The next president will face two crucial defense issues early on: whether to go forward with the Army’s controversial Future Combat Systems program, a decision due in February, and whether to purchase additional F-22 fighter planes or shut down production.
McCain has been a critic of the Future Combat Systems program -- a collection of next-generation tanks and troop transports being developed by the Army -- and Defense officials believe he would order a close look.
“It’s one of the first opportunities of the next president to put his fingerprints on the Pentagon,” the senior Army official said. “If he wants to step in swinging, he may take a whack at FCS.”
The decision on the F-22 could signal whether the new president will focus on building up America’s conventional military power or continue the shift toward weapons systems suitable for smaller wars and counterinsurgency efforts.
Eisenhower -- a five-star Army general who as president warned of the rising power of the military-industrial complex -- shifted military spending dramatically, moving money into the Air Force to build up its strategic bomber wing and air-refueling capabilities.
Some officials have speculated that McCain would likewise try to reshuffle funding -- but with the Air Force coming out the loser.
In 2001, McCain was highly critical of the Air Force over what he said was a wasteful deal to lease refueling tankers from Boeing Co.

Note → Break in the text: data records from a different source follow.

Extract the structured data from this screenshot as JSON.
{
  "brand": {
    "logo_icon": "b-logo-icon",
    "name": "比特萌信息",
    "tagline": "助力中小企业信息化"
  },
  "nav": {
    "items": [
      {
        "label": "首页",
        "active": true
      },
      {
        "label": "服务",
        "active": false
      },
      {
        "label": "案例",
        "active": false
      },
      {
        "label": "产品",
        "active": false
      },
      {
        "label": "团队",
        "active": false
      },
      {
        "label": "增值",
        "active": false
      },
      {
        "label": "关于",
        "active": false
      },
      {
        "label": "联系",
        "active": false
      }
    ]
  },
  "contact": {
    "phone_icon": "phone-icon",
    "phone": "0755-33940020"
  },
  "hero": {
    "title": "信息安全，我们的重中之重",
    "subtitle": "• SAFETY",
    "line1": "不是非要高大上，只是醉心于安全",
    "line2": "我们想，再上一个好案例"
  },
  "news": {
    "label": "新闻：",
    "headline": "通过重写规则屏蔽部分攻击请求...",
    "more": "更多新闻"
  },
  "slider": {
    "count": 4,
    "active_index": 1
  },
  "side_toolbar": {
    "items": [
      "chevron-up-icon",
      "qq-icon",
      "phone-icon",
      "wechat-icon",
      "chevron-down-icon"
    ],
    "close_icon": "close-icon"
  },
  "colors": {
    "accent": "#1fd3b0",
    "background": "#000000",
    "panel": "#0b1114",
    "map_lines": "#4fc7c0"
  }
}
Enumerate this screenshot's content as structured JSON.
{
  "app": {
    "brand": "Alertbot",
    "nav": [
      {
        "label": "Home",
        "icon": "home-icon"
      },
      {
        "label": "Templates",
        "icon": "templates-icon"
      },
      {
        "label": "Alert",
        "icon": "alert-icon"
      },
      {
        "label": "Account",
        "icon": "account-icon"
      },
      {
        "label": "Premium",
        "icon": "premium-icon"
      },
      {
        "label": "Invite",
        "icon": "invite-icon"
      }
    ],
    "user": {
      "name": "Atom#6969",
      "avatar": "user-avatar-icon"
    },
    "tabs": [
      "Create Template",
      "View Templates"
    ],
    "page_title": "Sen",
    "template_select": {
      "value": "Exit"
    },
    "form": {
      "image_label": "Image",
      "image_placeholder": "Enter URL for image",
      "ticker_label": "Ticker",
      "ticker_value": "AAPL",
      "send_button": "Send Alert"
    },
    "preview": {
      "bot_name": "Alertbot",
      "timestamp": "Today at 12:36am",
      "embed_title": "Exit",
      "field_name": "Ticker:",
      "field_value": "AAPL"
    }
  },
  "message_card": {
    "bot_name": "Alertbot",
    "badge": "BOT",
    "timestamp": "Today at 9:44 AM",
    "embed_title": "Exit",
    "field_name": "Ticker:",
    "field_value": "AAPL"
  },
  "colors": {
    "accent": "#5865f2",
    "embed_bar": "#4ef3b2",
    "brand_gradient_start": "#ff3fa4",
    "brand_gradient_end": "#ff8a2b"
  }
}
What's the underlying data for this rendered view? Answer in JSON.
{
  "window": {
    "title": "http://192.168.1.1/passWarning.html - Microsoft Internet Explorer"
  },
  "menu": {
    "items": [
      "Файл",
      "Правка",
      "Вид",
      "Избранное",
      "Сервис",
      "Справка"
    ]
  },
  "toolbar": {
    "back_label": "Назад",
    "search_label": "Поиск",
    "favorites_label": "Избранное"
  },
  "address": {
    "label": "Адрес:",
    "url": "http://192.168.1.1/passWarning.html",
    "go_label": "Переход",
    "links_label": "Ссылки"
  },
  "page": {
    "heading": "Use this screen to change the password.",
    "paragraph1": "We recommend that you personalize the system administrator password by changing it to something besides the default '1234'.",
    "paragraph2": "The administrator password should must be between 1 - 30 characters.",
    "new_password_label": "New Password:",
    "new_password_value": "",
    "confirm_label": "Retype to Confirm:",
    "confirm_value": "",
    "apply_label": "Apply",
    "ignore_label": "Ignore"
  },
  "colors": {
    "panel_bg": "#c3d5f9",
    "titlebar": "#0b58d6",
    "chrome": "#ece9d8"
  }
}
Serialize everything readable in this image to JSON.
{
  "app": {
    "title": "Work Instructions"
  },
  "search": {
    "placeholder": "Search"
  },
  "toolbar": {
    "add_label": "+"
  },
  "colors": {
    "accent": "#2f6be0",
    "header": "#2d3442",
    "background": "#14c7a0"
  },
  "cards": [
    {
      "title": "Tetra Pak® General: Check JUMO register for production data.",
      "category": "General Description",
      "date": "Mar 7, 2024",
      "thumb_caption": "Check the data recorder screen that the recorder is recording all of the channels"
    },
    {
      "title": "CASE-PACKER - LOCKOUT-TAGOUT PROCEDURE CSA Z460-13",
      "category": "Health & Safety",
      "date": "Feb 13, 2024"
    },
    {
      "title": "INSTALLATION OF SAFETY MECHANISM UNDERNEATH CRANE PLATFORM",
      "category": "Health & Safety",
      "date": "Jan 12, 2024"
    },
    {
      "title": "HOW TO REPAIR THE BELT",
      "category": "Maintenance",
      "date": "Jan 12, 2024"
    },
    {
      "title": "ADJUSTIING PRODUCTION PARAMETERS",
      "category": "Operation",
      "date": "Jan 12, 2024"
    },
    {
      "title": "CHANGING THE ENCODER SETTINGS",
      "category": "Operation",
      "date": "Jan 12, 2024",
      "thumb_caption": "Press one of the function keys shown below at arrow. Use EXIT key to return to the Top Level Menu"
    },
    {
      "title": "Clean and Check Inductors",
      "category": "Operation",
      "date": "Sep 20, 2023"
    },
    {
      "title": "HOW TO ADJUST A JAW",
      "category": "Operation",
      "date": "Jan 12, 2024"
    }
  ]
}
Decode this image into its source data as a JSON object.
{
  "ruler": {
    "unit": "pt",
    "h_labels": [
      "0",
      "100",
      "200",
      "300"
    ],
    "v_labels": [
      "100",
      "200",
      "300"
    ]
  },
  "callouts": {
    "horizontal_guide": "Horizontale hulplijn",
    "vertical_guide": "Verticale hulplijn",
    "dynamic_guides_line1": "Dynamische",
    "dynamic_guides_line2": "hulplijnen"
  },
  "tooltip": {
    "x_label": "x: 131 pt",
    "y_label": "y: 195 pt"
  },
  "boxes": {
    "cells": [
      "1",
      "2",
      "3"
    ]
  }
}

The Pentagon canceled the contract, and a new bidding competition has been put on hold. But some Air Force officers fear that a McCain presidency would punish them over the tankers and other controversial aircraft programs. They also worry that the former Navy pilot could favor that military branch.
But Thomas G. McInerney, a retired Air Force lieutenant general, said he did not believe the service should be nervous about McCain. “He was hard on the Air Force leadership,” McInerney said. “He was hard on the Air Force acquisition system. But I don’t think he was hard on the Air Force per se.”
Publicly, most active-duty officers are taking a rigorously neutral view of the presidential campaign. Adm. Gary Roughead, chief of naval operations, said that any incoming president would question preexisting priorities. But, he said, it’s wrong for military officials to try to “game” how the election’s outcome will affect their preferred weapons systems.
“I have to say, ‘This is what I believe we need.’ I have to make the case, and the commander in chief will decide,” Roughead said. “There will be a questioning of our perspectives, priorities, intentions. It happens with every transition. That is the prerogative of the commander in chief.”
As president, McCain might have a better idea than most about how the military works. But uniformed officers can still act as a brake on changes they believe are unwise.
“The Bush team came in and said, ‘We don’t do nation-building.’ But the Defense Department view was, ‘Let’s not get carried away,’ ” the senior Army official said. “We don’t like doing it either, but sometimes you have to. And look at the last seven years: We have done a fair bit of nation-building.”